What does the most decorated female swimmer in history drink after a tough workout? You got it, low-fat chocolate milk. And now, Katie Ledecky has joined the “BUILT WITH CHOCOLATE MILK” campaign.
How great is Katie, you ask? By the age of 22, she has 3 world records, 5 Olympic gold medals and 15 world championship gold medals. That’s awesome by any standard!
In her own words:
“I’m always trying to be faster – even if it’s just by a tenth of a second. I want to see how far I can push myself,” said Ledecky in a statement. “I’ve been drinking chocolate milk for recovery since I was 13, bringing one in a lunch bag with an ice pack to practice. I still drink it on the way home every day. As I have grown and developed as an athlete, I have learned that a lot of things I do outside the pool – like choosing chocolate milk – impact my ability to be my best.”
But, its not just the low-fat chocolate milk that does the trick.
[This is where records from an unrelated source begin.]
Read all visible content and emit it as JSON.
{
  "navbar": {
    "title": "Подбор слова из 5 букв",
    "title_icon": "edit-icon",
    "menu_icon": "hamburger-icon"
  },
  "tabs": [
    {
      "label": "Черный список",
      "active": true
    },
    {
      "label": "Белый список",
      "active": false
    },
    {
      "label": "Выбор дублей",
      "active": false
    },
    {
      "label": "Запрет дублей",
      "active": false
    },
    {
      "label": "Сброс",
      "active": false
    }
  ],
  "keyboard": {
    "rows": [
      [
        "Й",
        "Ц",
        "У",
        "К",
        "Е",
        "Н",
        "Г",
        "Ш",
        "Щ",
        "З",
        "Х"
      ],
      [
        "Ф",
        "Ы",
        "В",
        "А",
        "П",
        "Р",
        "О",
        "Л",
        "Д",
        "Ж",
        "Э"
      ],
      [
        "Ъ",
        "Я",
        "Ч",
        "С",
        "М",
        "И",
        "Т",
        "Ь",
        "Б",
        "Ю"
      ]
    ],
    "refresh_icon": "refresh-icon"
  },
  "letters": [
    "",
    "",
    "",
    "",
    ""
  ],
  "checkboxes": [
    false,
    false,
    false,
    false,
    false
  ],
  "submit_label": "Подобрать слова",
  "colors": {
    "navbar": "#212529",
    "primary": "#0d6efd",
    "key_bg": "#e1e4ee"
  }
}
You have to eat enough of the right whole, natural foods (protein, carbohydrates and fats), most of the time, for your body to work properly—whether competing, exercising, working, walking or just plain living. Keeping your body in an anabolic state (building up) all the time aids your metabolism, muscle-building, body repair and overall long-term health.
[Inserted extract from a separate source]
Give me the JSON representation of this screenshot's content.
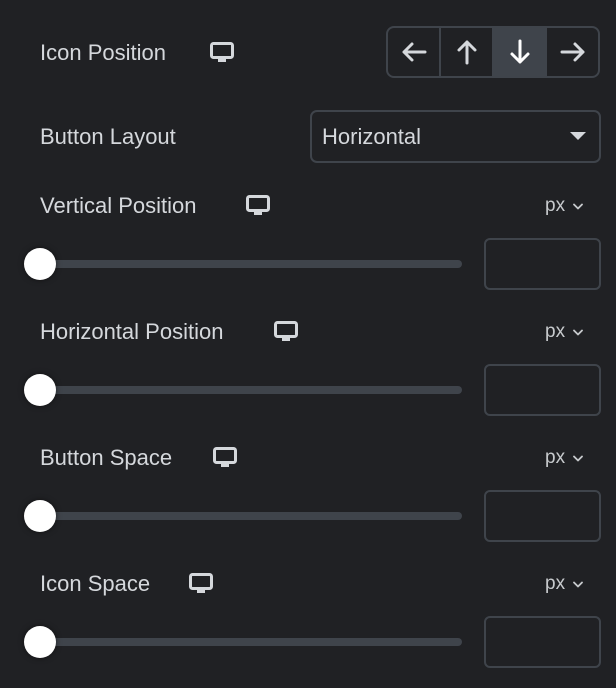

The research proves that Katie has made a wise choice for a workout recovery drink. Fancy protein recovery drinks are not mandatory. Low-fat chocolate milk contains many of the B-complex vitamins, phosphorus, calcium and vitamin D. It is low in saturated fat and cholesterol and has various vitamins and minerals.
According to WebMD:
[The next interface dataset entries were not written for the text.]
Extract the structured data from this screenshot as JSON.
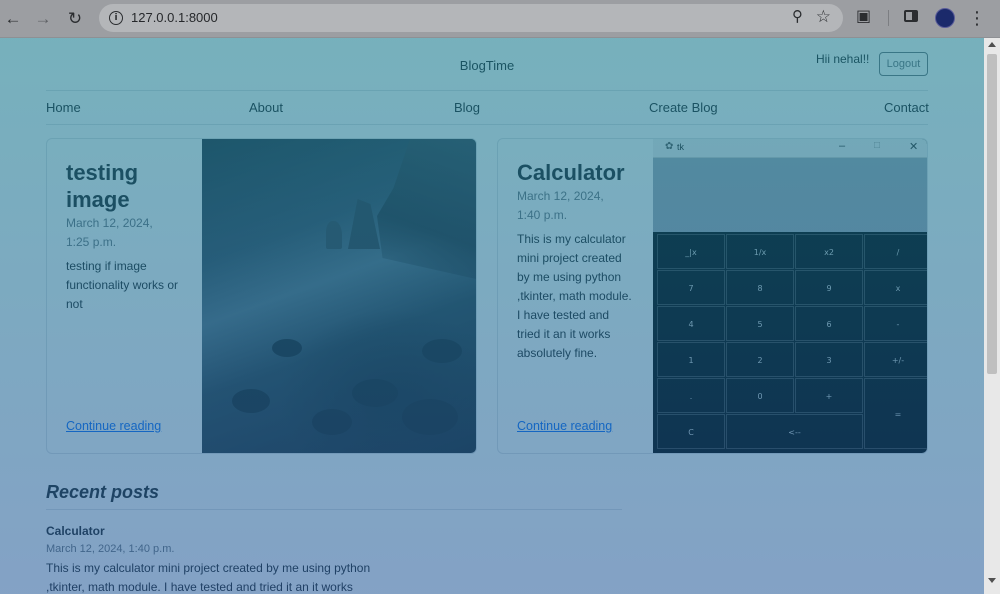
{
  "browser": {
    "url": "127.0.0.1:8000",
    "icons": [
      "back-arrow-icon",
      "forward-arrow-icon",
      "reload-icon",
      "info-icon",
      "zoom-icon",
      "star-icon",
      "extensions-icon",
      "side-panel-icon",
      "profile-avatar",
      "more-menu-icon"
    ]
  },
  "header": {
    "title": "BlogTime",
    "greeting": "Hii nehal!!",
    "logout_label": "Logout"
  },
  "nav": {
    "items": [
      {
        "label": "Home"
      },
      {
        "label": "About"
      },
      {
        "label": "Blog"
      },
      {
        "label": "Create Blog"
      },
      {
        "label": "Contact"
      }
    ]
  },
  "cards": [
    {
      "title_line1": "testing",
      "title_line2": "image",
      "date_line1": "March 12, 2024,",
      "date_line2": "1:25 p.m.",
      "text": "testing if image functionality works or not",
      "link": "Continue reading"
    },
    {
      "title_line1": "Calculator",
      "title_line2": "",
      "date_line1": "March 12, 2024,",
      "date_line2": "1:40 p.m.",
      "text": "This is my calculator mini project created by me using python ,tkinter, math module. I have tested and tried it an it works absolutely fine.",
      "link": "Continue reading"
    }
  ],
  "calculator": {
    "window_title": "tk",
    "keys": [
      "_|x",
      "1/x",
      "x2",
      "/",
      "7",
      "8",
      "9",
      "x",
      "4",
      "5",
      "6",
      "-",
      "1",
      "2",
      "3",
      "+/-",
      ".",
      "0",
      "+",
      "=",
      "C",
      "<--"
    ]
  },
  "recent": {
    "heading": "Recent posts",
    "post_title": "Calculator",
    "post_date": "March 12, 2024, 1:40 p.m.",
    "post_text": "This is my calculator mini project created by me using python ,tkinter, math module. I have tested and tried it an it works"
  }
}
Low-fat chocolate milk is a better choice than a carbohydrate sports drink for rebuilding and refueling muscles after a tough workout.
The combination of carbohydrates and protein in low-fat chocolate milk appears to be “just right” for refueling weary muscles, says William Lunn, PhD, an exercise scientist at the University of Connecticut.
“It’s not just a dessert item, but it’s very healthy, especially for endurance athletes,” Lunn tells WebMD.
The research involved eight male runners in good physical shape who ate a balanced diet for two weeks. At the end of each week, they took a fast paced, 45-minute run.
Post-exercise muscle biopsies showed increased skeletal muscle protein synthesis (signaling muscle rebuilding) after the milk drink (because of the protein), compared with the carb-only drink.
And, according to the National Strength and Conditioning Association (NSCA), athletes need more protein for muscle growth and tissue repair after strenuous workouts.
“Athletes and weight lifters need more to achieve the best results in training……a range of 1.5 to 2 grams per kilogram of body weight a day is optimal, ” according to NSCA. This is about twice the protein needs for inactive people.
Like Katie Ledecky, you can rebuild your body better and faster by drinking low-fat chocolate milk after workouts.